“Mosquitos and tourists!” Chokdup Lachenpa shouts at no one in particular as he takes a long sip of Tongba (hot beer) from his bamboo mug. As if on cue, the children chorus, “The first is because of climate change and the second is the cause of climate change,” causing much mirth and laughter among the customers.
We are sitting at Chokdup’s daughter’s tiny teashop-cum-bar in Lachen, a small village perched 2,750 metres above the mean sea level (MSL) on the right bank of the Lachen Chu river in North Sikkim. Outside, in the foggy twilight, across the Himalayas, we can see the headlights of a cavalcade of vans and jeeps that will soon bring hundreds of tourists to Lachen for a night’s halt.
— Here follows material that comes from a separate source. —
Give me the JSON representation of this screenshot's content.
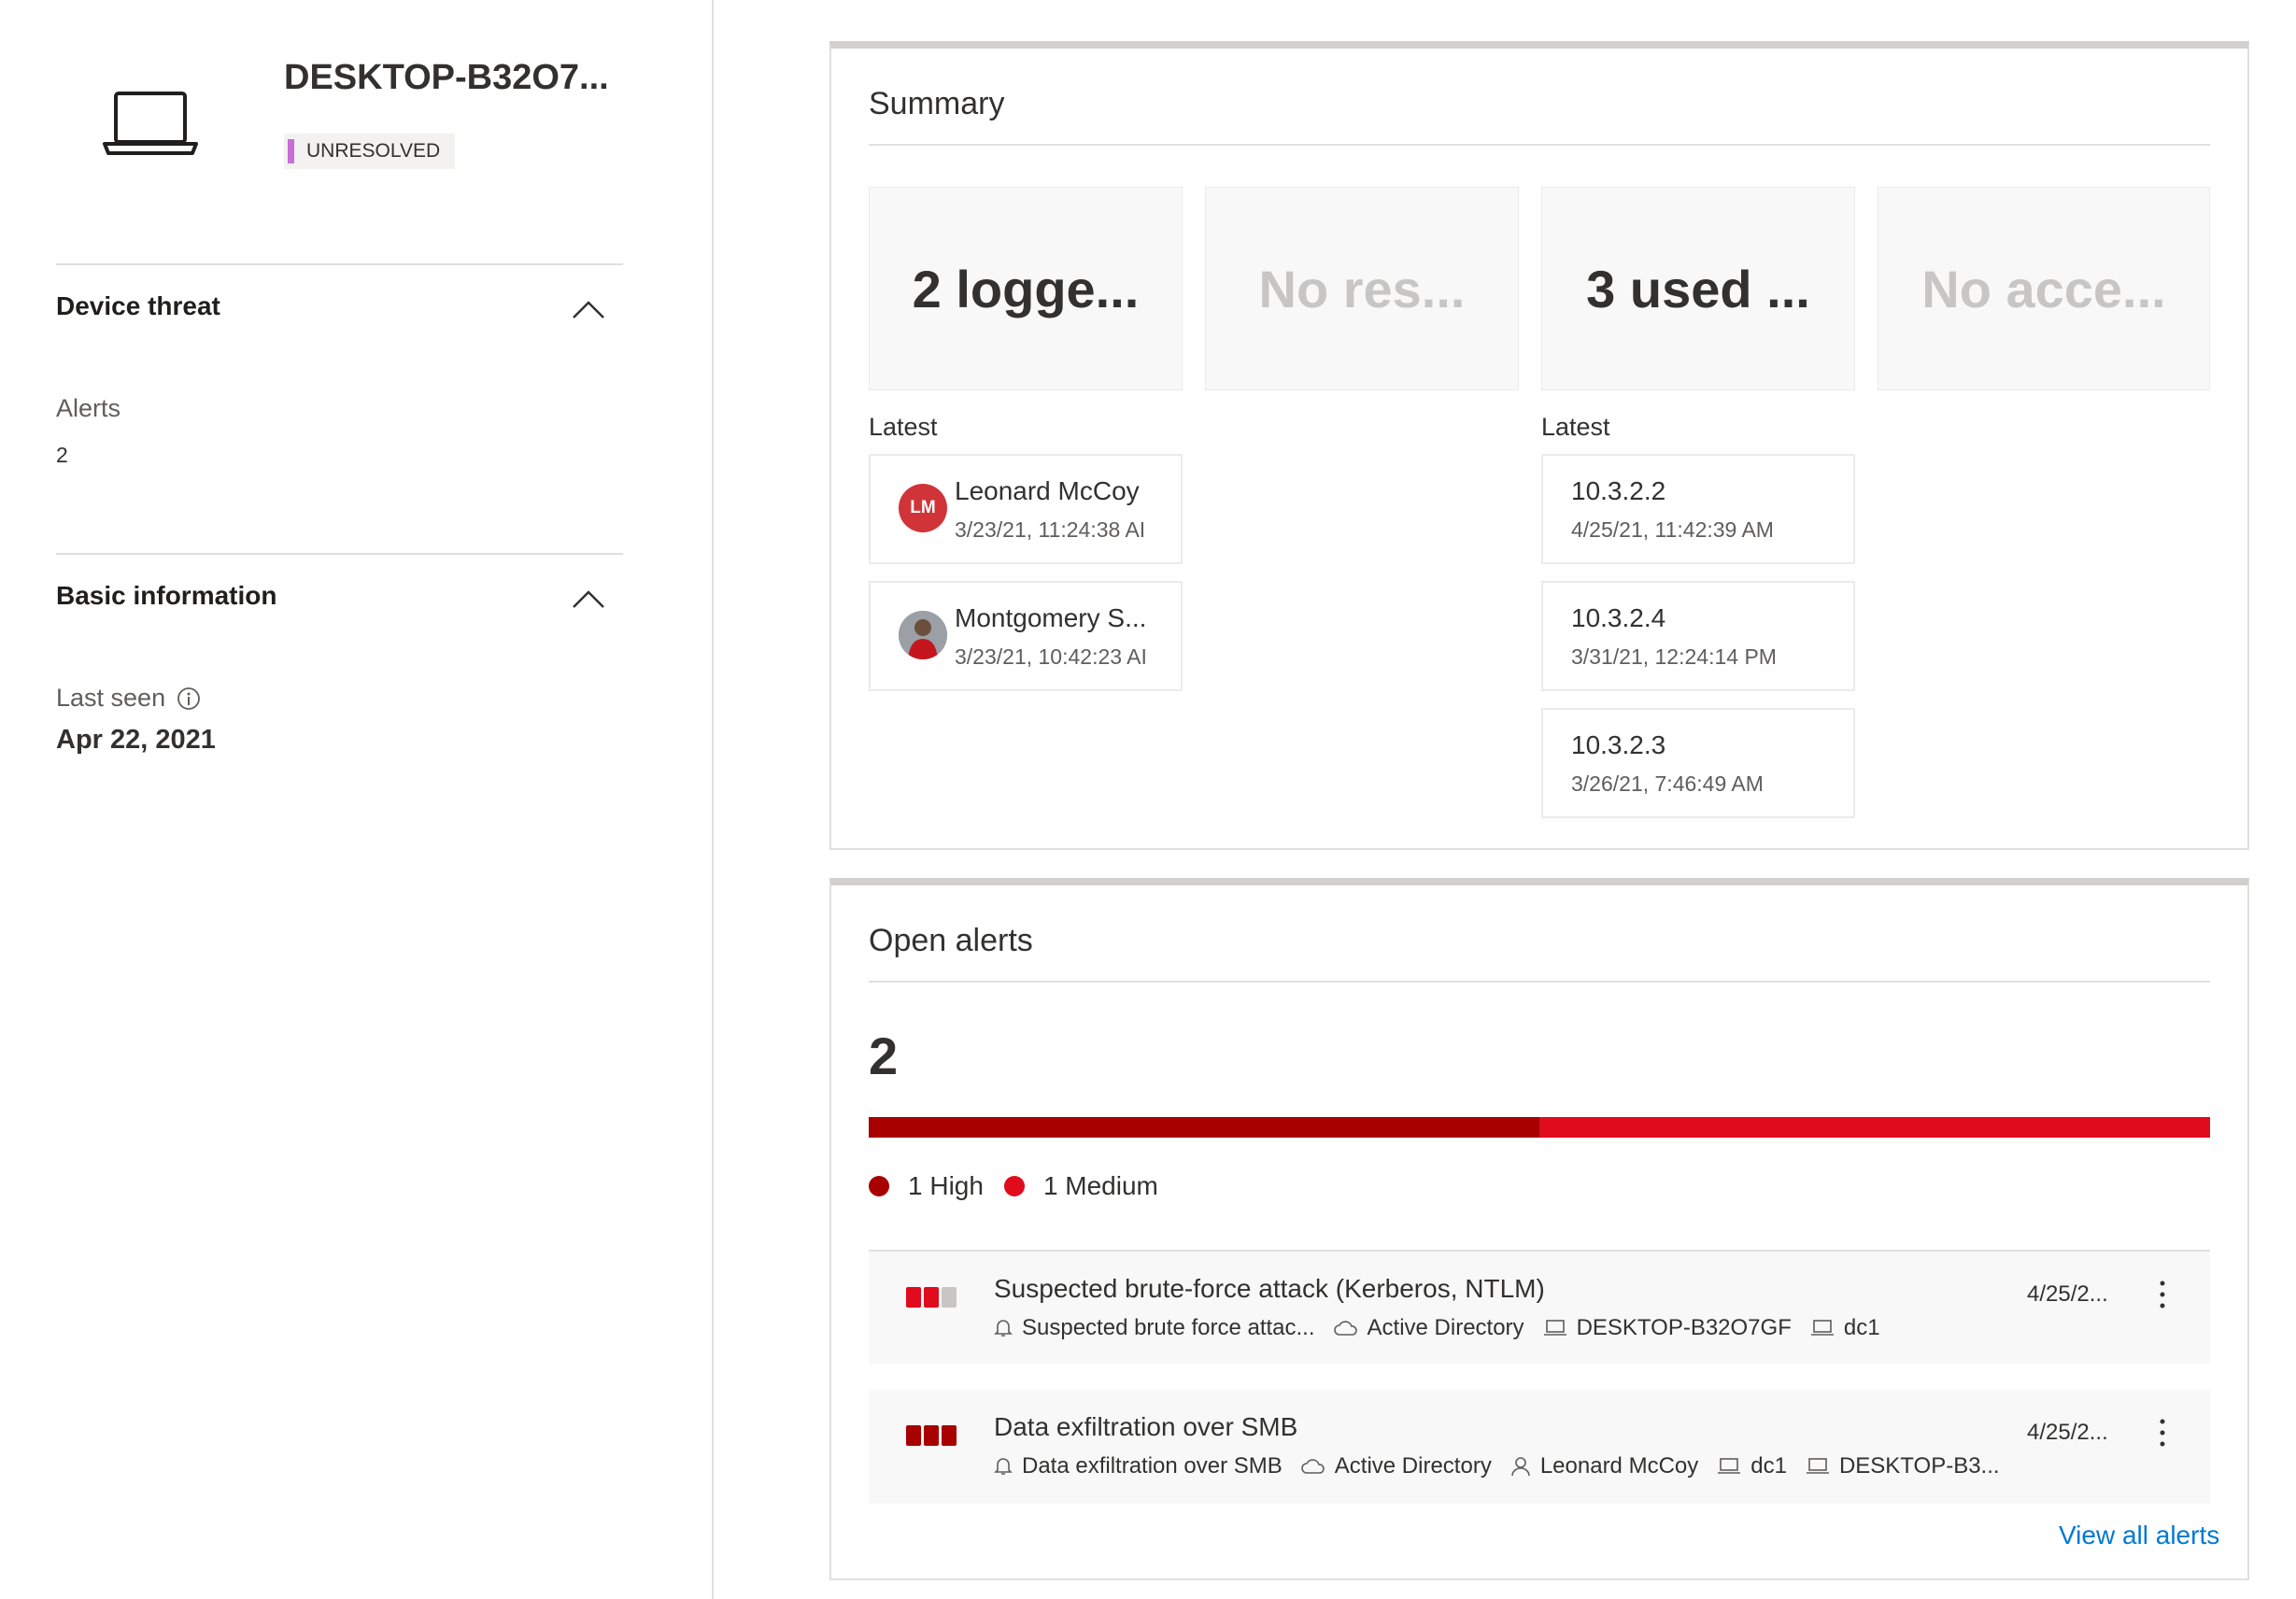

Situated on a grassy mountain slope, surrounded by snow-capped peaks and forests of rhododendrons and conifers, Lachen is so beautiful it has been declared a “heritage village” by the Sikkim government. And that is its problem. The tag is accompanied by “eco-tourism homestays” pushed strongly by bureaucrats.
It is the last stop for tourists going to Gurudongmar Lake, 5,430 metres above sea level. Buddhists and Sikhs consider the lake sacred. Now, tourists from Maharashtra and Gujarat seem to be competing with the peripatetic Bengalis to make Lachen the number one tourist attraction in North Sikkim.
What most of the tourists won’t know is that Lachen valley is facing a massive climate crisis. Behind those welcoming smiles, the Lachenpas – the local residents, an indigenous tribe of the Bhutia community – are a worried lot. Reduced snowfall, unseasonal rains and the forest fires of last summer have made them all very anxious.
To make matters worse and potentially dangerous, Lachen is in the path of the streams flowing down from the growing Lake Shako Cho. The lake at the snout of the glacier by the same name is growing because the glacier is melting faster. It is identified to be at high risk of causing a glacial lake outburst flood, a type of flood that occurs when the gravel holding in such a lake collapses.
Continue reading the full story on thethirdpole.net .